Problem to solve —
Pick out and copy every line below that has the word "JSON".

Website and app data records:
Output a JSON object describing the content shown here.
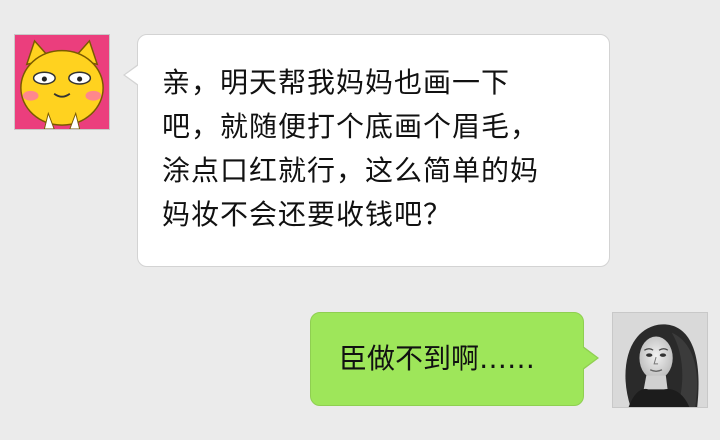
{
  "chat": {
    "messages": [
      {
        "side": "left",
        "sender_avatar": "cartoon-cat-avatar",
        "text": "亲，明天帮我妈妈也画一下\n吧，就随便打个底画个眉毛，\n涂点口红就行，这么简单的妈\n妈妆不会还要收钱吧？"
      },
      {
        "side": "right",
        "sender_avatar": "woman-portrait-avatar",
        "text": "臣做不到啊……"
      }
    ]
  },
  "colors": {
    "background": "#ebebeb",
    "incoming_bubble": "#ffffff",
    "outgoing_bubble": "#9ee65a"
  }
}
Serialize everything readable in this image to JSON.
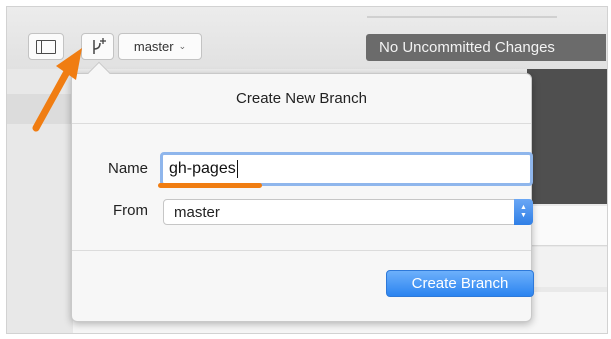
{
  "toolbar": {
    "branch_select_value": "master",
    "status": "No Uncommitted Changes",
    "icons": {
      "sidebar": "sidebar-toggle-icon",
      "new_branch": "new-branch-icon",
      "dropdown": "chevron-down-icon"
    }
  },
  "dialog": {
    "title": "Create New Branch",
    "name_label": "Name",
    "name_value": "gh-pages",
    "from_label": "From",
    "from_value": "master",
    "submit_label": "Create Branch"
  },
  "colors": {
    "accent_blue": "#2b84f0",
    "annotation_orange": "#f07d12",
    "status_bg": "#6b6b6b"
  }
}
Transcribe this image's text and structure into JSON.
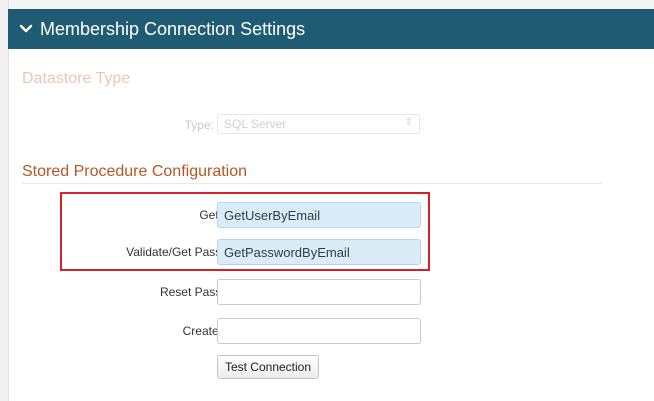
{
  "panel": {
    "title": "Membership Connection Settings",
    "header_color": "#1f5c73"
  },
  "datastore": {
    "heading": "Datastore Type",
    "type_label": "Type:",
    "type_value": "SQL Server"
  },
  "stored_procedures": {
    "heading": "Stored Procedure Configuration",
    "heading_color": "#b25826",
    "get_user_label": "Get User SP:",
    "get_user_value": "GetUserByEmail",
    "validate_password_label": "Validate/Get Password SP:",
    "validate_password_value": "GetPasswordByEmail",
    "reset_password_label": "Reset Password SP:",
    "reset_password_value": "",
    "create_user_label": "Create User SP:",
    "create_user_value": ""
  },
  "actions": {
    "test_connection_label": "Test Connection"
  },
  "icons": {
    "collapse": "chevron-down-icon",
    "select_arrow": "select-arrow-icon"
  },
  "colors": {
    "highlight_box": "#d8202a",
    "filled_input_bg": "#d9ecf7"
  }
}
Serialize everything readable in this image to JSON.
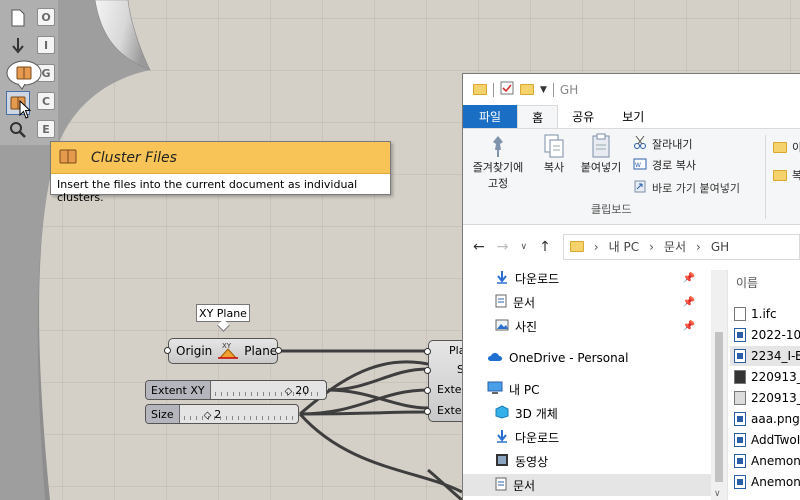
{
  "canvas": {
    "toolbar_letters": [
      "O",
      "I",
      "G",
      "C",
      "E"
    ]
  },
  "tooltip": {
    "title": "Cluster Files",
    "description": "Insert the files into the current document as individual clusters."
  },
  "components": {
    "xy_plane": {
      "label": "XY Plane",
      "input": "Origin",
      "output": "Plane"
    },
    "slider_extent": {
      "name": "Extent XY",
      "value": "20"
    },
    "slider_size": {
      "name": "Size",
      "value": "2"
    },
    "right_component_inputs": [
      "Pla",
      "S",
      "Exten",
      "Exten"
    ]
  },
  "explorer": {
    "title": "GH",
    "tabs": [
      "파일",
      "홈",
      "공유",
      "보기"
    ],
    "active_tab": "홈",
    "ribbon": {
      "pin_label": "즐겨찾기에\n고정",
      "copy_label": "복사",
      "paste_label": "붙여넣기",
      "cut_label": "잘라내기",
      "copy_path_label": "경로 복사",
      "paste_shortcut_label": "바로 가기 붙여넣기",
      "group_label": "클립보드",
      "next_group_first": "이",
      "next_group_second": "복"
    },
    "address": {
      "crumbs": [
        "내 PC",
        "문서",
        "GH"
      ]
    },
    "nav": {
      "items": [
        {
          "label": "다운로드",
          "icon": "download-icon",
          "pinned": true
        },
        {
          "label": "문서",
          "icon": "document-icon",
          "pinned": true
        },
        {
          "label": "사진",
          "icon": "pictures-icon",
          "pinned": true
        },
        {
          "label": "OneDrive - Personal",
          "icon": "cloud-icon",
          "pinned": false
        },
        {
          "label": "내 PC",
          "icon": "pc-icon",
          "pinned": false
        },
        {
          "label": "3D 개체",
          "icon": "3d-objects-icon",
          "pinned": false
        },
        {
          "label": "다운로드",
          "icon": "download-icon",
          "pinned": false
        },
        {
          "label": "동영상",
          "icon": "video-icon",
          "pinned": false
        },
        {
          "label": "문서",
          "icon": "document-icon",
          "pinned": false
        }
      ]
    },
    "files": {
      "column_header": "이름",
      "items": [
        "1.ifc",
        "2022-10",
        "2234_I-B",
        "220913_",
        "220913_",
        "aaa.png",
        "AddTwoI",
        "Anemon",
        "Anemon"
      ]
    }
  }
}
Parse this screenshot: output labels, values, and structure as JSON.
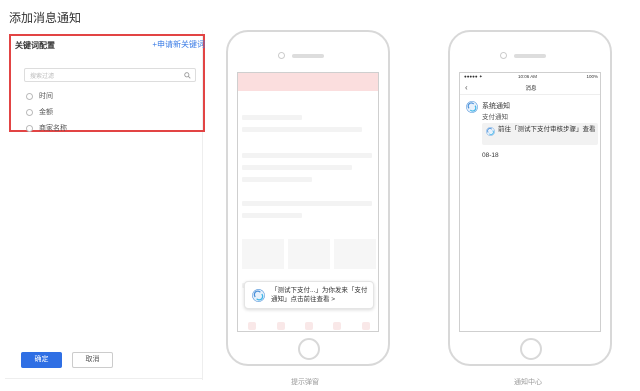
{
  "page": {
    "title": "添加消息通知"
  },
  "keywords": {
    "title": "关键词配置",
    "add_link": "+申请新关键词",
    "search_placeholder": "搜索过滤",
    "options": [
      "时间",
      "金额",
      "商家名称"
    ]
  },
  "actions": {
    "confirm": "确定",
    "cancel": "取消"
  },
  "phone_popup": {
    "caption": "提示弹窗",
    "notification_text": "「测试下支付...」为你发来「支付通知」点击前往查看 >"
  },
  "phone_center": {
    "caption": "通知中心",
    "status_left": "●●●●● ✦",
    "status_time": "10:06 AM",
    "status_right": "100%",
    "header_title": "消息",
    "back": "‹",
    "sender": "系统通知",
    "subtitle": "支付通知",
    "message": "前往「测试下支付审核步骤」查看",
    "date": "08-18"
  },
  "colors": {
    "accent": "#2f6fe4",
    "highlight_border": "#e24444",
    "link": "#3b7ce6"
  }
}
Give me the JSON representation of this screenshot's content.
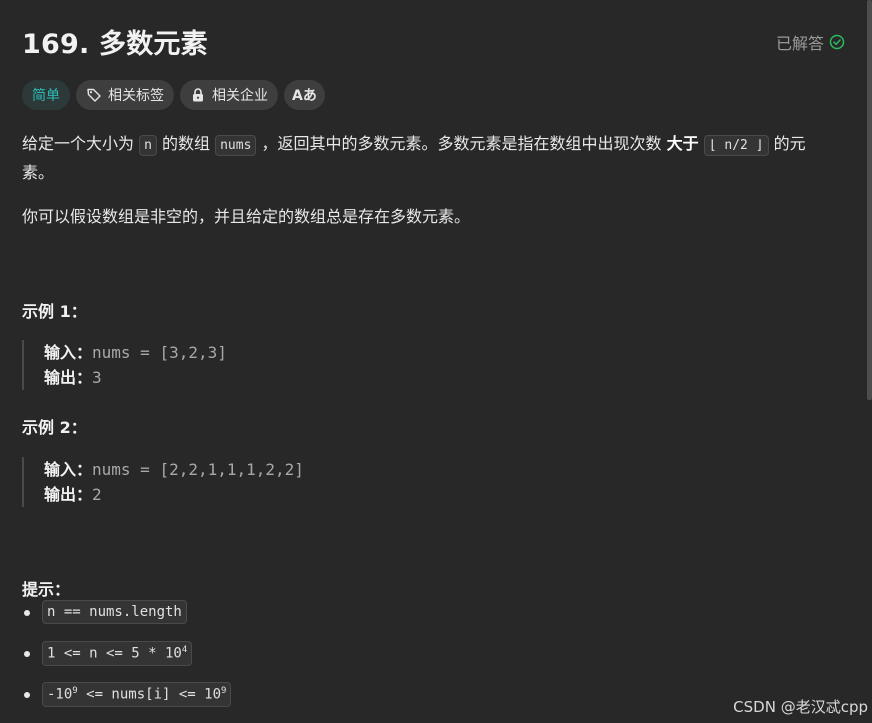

Solution to the problem —
Output a JSON object describing the content shown here.
Serialize everything readable in this image to JSON.
Transcribe this image's text and structure into JSON.
Serialize everything readable in this image to JSON.
Parse this screenshot: output labels, values, and structure as JSON.
Give me the JSON representation of this screenshot's content.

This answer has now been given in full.